WORK INSTRUCTIONS: Give back all of the data exactly, with every picture omitted.

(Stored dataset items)
#####

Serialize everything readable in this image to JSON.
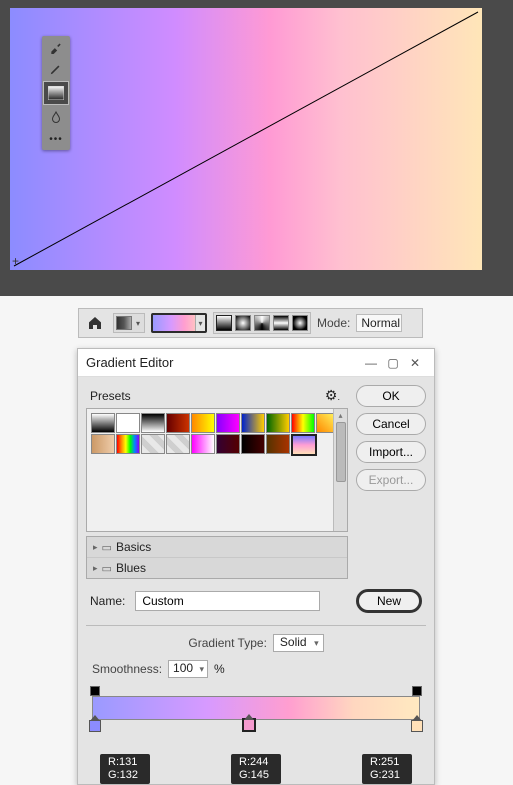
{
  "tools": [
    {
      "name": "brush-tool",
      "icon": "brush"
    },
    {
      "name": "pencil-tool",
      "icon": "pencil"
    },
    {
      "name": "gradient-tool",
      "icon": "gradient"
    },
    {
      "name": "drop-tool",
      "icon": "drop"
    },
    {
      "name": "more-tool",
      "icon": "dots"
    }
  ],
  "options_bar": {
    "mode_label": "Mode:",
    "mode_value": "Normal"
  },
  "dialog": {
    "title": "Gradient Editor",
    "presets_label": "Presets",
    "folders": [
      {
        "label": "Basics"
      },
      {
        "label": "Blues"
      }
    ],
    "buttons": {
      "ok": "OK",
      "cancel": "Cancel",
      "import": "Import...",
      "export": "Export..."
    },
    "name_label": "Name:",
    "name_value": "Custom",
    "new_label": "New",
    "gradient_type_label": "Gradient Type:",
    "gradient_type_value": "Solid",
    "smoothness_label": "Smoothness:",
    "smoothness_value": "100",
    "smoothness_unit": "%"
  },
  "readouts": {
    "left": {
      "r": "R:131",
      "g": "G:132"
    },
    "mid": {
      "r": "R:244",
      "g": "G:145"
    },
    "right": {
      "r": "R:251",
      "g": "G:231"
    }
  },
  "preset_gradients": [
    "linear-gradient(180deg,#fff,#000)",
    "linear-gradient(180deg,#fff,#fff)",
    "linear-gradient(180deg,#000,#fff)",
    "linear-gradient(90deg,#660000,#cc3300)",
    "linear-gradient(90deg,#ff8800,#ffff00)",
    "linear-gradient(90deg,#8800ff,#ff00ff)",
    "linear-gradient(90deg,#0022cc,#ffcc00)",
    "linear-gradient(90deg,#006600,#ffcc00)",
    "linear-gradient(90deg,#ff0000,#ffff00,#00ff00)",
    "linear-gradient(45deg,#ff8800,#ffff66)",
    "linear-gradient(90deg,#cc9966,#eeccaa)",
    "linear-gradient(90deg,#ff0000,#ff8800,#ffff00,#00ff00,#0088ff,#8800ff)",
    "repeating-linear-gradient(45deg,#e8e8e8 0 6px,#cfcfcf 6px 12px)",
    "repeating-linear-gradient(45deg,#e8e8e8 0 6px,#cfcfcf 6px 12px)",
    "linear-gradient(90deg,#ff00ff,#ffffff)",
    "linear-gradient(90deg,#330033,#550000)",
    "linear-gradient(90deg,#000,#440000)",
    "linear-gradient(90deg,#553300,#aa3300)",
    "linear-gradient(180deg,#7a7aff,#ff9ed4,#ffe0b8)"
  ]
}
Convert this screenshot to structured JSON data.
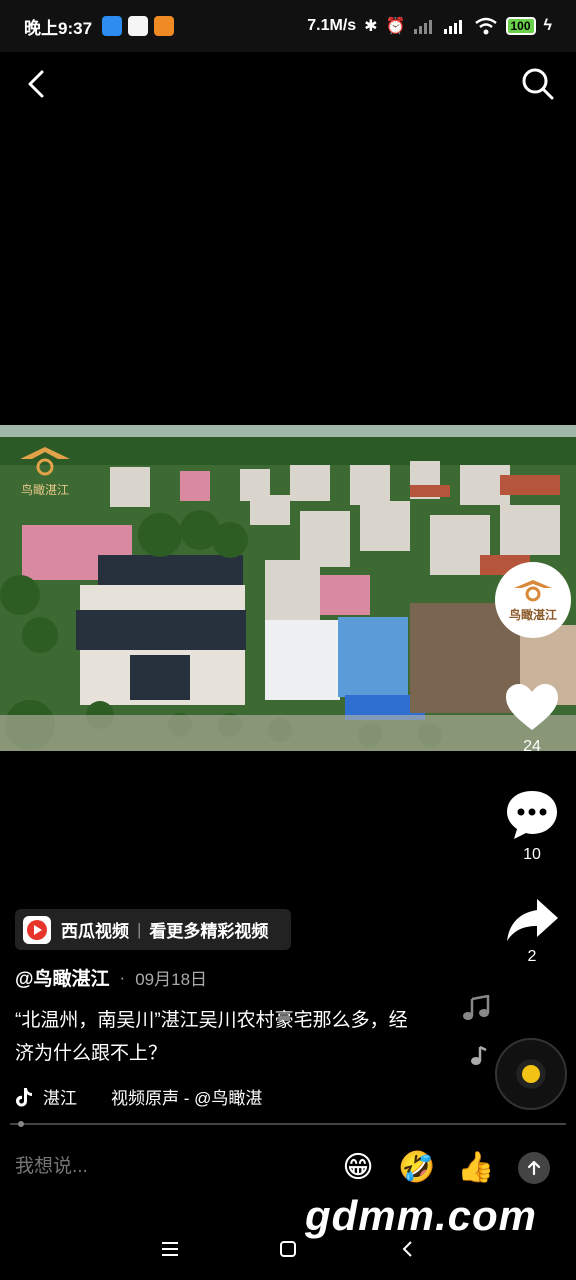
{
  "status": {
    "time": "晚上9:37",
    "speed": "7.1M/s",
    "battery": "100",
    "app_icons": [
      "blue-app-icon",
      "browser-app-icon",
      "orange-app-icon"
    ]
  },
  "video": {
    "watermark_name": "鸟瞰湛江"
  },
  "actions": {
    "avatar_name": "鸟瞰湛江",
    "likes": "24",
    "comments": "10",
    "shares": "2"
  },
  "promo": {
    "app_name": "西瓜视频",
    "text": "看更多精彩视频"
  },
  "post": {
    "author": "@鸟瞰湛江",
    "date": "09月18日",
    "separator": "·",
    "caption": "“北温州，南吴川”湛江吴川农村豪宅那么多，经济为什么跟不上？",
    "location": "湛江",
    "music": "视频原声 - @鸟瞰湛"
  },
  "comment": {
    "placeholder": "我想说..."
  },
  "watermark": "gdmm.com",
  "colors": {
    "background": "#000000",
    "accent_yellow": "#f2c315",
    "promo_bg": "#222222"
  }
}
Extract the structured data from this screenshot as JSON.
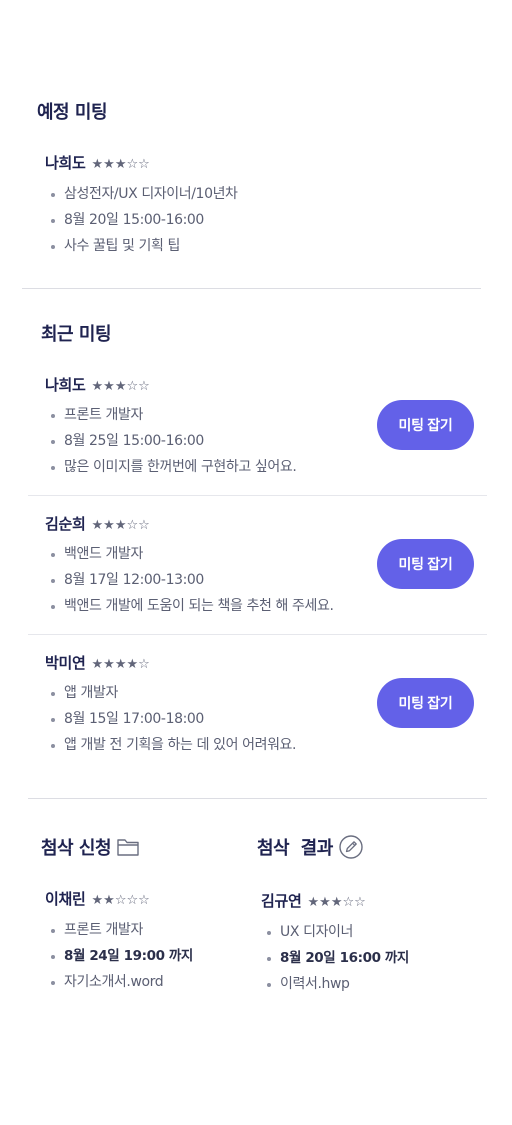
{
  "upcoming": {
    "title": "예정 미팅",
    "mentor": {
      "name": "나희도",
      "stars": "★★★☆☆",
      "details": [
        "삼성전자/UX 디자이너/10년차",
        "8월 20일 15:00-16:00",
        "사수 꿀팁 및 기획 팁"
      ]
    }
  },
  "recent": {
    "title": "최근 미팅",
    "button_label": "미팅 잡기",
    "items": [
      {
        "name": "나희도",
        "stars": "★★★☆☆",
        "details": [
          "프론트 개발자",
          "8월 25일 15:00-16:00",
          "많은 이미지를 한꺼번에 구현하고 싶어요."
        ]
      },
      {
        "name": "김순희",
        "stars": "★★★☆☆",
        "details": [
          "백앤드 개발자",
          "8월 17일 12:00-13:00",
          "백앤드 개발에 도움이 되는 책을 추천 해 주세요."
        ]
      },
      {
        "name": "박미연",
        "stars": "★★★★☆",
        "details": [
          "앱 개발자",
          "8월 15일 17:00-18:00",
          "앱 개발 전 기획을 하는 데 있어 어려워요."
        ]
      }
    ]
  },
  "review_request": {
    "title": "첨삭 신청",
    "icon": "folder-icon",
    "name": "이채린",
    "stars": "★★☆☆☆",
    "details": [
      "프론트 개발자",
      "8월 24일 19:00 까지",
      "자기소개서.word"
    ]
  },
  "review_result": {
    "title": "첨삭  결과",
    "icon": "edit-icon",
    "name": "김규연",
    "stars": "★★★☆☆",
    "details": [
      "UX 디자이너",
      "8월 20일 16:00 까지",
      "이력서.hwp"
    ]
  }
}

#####

ANSWER TO THE PROBLEM:
Serialize everything readable in this image to JSON.
{
  "tools": [
    {
      "name": "brush-tool",
      "icon": "brush"
    },
    {
      "name": "pencil-tool",
      "icon": "pencil"
    },
    {
      "name": "gradient-tool",
      "icon": "gradient"
    },
    {
      "name": "drop-tool",
      "icon": "drop"
    },
    {
      "name": "more-tool",
      "icon": "dots"
    }
  ],
  "options_bar": {
    "mode_label": "Mode:",
    "mode_value": "Normal"
  },
  "dialog": {
    "title": "Gradient Editor",
    "presets_label": "Presets",
    "folders": [
      {
        "label": "Basics"
      },
      {
        "label": "Blues"
      }
    ],
    "buttons": {
      "ok": "OK",
      "cancel": "Cancel",
      "import": "Import...",
      "export": "Export..."
    },
    "name_label": "Name:",
    "name_value": "Custom",
    "new_label": "New",
    "gradient_type_label": "Gradient Type:",
    "gradient_type_value": "Solid",
    "smoothness_label": "Smoothness:",
    "smoothness_value": "100",
    "smoothness_unit": "%"
  },
  "readouts": {
    "left": {
      "r": "R:131",
      "g": "G:132"
    },
    "mid": {
      "r": "R:244",
      "g": "G:145"
    },
    "right": {
      "r": "R:251",
      "g": "G:231"
    }
  },
  "preset_gradients": [
    "linear-gradient(180deg,#fff,#000)",
    "linear-gradient(180deg,#fff,#fff)",
    "linear-gradient(180deg,#000,#fff)",
    "linear-gradient(90deg,#660000,#cc3300)",
    "linear-gradient(90deg,#ff8800,#ffff00)",
    "linear-gradient(90deg,#8800ff,#ff00ff)",
    "linear-gradient(90deg,#0022cc,#ffcc00)",
    "linear-gradient(90deg,#006600,#ffcc00)",
    "linear-gradient(90deg,#ff0000,#ffff00,#00ff00)",
    "linear-gradient(45deg,#ff8800,#ffff66)",
    "linear-gradient(90deg,#cc9966,#eeccaa)",
    "linear-gradient(90deg,#ff0000,#ff8800,#ffff00,#00ff00,#0088ff,#8800ff)",
    "repeating-linear-gradient(45deg,#e8e8e8 0 6px,#cfcfcf 6px 12px)",
    "repeating-linear-gradient(45deg,#e8e8e8 0 6px,#cfcfcf 6px 12px)",
    "linear-gradient(90deg,#ff00ff,#ffffff)",
    "linear-gradient(90deg,#330033,#550000)",
    "linear-gradient(90deg,#000,#440000)",
    "linear-gradient(90deg,#553300,#aa3300)",
    "linear-gradient(180deg,#7a7aff,#ff9ed4,#ffe0b8)"
  ]
}
Convert this screenshot to structured JSON data.
{
  "status": {
    "time": "晚上9:37",
    "speed": "7.1M/s",
    "battery": "100",
    "app_icons": [
      "blue-app-icon",
      "browser-app-icon",
      "orange-app-icon"
    ]
  },
  "video": {
    "watermark_name": "鸟瞰湛江"
  },
  "actions": {
    "avatar_name": "鸟瞰湛江",
    "likes": "24",
    "comments": "10",
    "shares": "2"
  },
  "promo": {
    "app_name": "西瓜视频",
    "text": "看更多精彩视频"
  },
  "post": {
    "author": "@鸟瞰湛江",
    "date": "09月18日",
    "separator": "·",
    "caption": "“北温州，南吴川”湛江吴川农村豪宅那么多，经济为什么跟不上？",
    "location": "湛江",
    "music": "视频原声 - @鸟瞰湛"
  },
  "comment": {
    "placeholder": "我想说..."
  },
  "watermark": "gdmm.com",
  "colors": {
    "background": "#000000",
    "accent_yellow": "#f2c315",
    "promo_bg": "#222222"
  }
}
Extract the structured data from this screenshot as JSON.
{
  "upcoming": {
    "title": "예정 미팅",
    "mentor": {
      "name": "나희도",
      "stars": "★★★☆☆",
      "details": [
        "삼성전자/UX 디자이너/10년차",
        "8월 20일 15:00-16:00",
        "사수 꿀팁 및 기획 팁"
      ]
    }
  },
  "recent": {
    "title": "최근 미팅",
    "button_label": "미팅 잡기",
    "items": [
      {
        "name": "나희도",
        "stars": "★★★☆☆",
        "details": [
          "프론트 개발자",
          "8월 25일 15:00-16:00",
          "많은 이미지를 한꺼번에 구현하고 싶어요."
        ]
      },
      {
        "name": "김순희",
        "stars": "★★★☆☆",
        "details": [
          "백앤드 개발자",
          "8월 17일 12:00-13:00",
          "백앤드 개발에 도움이 되는 책을 추천 해 주세요."
        ]
      },
      {
        "name": "박미연",
        "stars": "★★★★☆",
        "details": [
          "앱 개발자",
          "8월 15일 17:00-18:00",
          "앱 개발 전 기획을 하는 데 있어 어려워요."
        ]
      }
    ]
  },
  "review_request": {
    "title": "첨삭 신청",
    "icon": "folder-icon",
    "name": "이채린",
    "stars": "★★☆☆☆",
    "details": [
      "프론트 개발자",
      "8월 24일 19:00 까지",
      "자기소개서.word"
    ]
  },
  "review_result": {
    "title": "첨삭  결과",
    "icon": "edit-icon",
    "name": "김규연",
    "stars": "★★★☆☆",
    "details": [
      "UX 디자이너",
      "8월 20일 16:00 까지",
      "이력서.hwp"
    ]
  }
}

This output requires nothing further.